#### Task:
When a line in the entries below contains the word "commune", copy that line.

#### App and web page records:
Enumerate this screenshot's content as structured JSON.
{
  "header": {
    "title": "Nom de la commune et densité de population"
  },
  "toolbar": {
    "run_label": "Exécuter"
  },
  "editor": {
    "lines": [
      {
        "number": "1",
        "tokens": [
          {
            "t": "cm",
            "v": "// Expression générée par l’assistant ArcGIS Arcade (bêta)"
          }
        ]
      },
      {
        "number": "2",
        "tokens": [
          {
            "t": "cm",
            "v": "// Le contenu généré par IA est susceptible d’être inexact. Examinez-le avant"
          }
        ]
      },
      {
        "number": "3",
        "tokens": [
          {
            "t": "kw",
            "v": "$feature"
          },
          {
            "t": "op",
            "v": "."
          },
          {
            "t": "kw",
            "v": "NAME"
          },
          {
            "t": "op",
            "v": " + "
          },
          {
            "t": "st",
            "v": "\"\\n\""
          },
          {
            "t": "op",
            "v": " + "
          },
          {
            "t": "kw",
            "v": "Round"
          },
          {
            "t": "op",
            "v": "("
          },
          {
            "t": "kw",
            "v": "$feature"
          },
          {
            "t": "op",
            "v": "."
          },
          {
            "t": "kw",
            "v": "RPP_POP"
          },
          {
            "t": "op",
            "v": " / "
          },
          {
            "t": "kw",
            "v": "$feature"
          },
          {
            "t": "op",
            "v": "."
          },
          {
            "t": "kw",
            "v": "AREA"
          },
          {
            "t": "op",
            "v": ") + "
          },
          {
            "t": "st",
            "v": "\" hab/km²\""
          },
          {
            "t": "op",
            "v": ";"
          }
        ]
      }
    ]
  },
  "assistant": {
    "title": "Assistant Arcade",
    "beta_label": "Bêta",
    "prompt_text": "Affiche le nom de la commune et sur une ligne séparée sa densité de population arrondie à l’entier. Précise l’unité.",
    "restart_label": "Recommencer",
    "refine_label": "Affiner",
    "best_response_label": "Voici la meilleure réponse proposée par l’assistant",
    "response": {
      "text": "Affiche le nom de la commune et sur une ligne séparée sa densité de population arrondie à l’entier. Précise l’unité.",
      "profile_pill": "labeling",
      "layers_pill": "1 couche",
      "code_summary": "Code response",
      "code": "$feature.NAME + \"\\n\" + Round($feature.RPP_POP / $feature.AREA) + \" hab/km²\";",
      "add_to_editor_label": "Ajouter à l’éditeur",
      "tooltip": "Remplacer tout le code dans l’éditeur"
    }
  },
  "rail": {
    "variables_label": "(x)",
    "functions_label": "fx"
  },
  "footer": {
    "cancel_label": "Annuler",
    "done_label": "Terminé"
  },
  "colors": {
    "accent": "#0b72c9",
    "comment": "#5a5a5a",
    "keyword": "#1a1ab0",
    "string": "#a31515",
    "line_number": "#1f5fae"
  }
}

#### Task response:
    "title": "Nom de la commune et densité de population"
    "prompt_text": "Affiche le nom de la commune et sur une ligne séparée sa densité de population arrondie à l’entier. Précise l’unité.",
      "text": "Affiche le nom de la commune et sur une ligne séparée sa densité de population arrondie à l’entier. Précise l’unité.",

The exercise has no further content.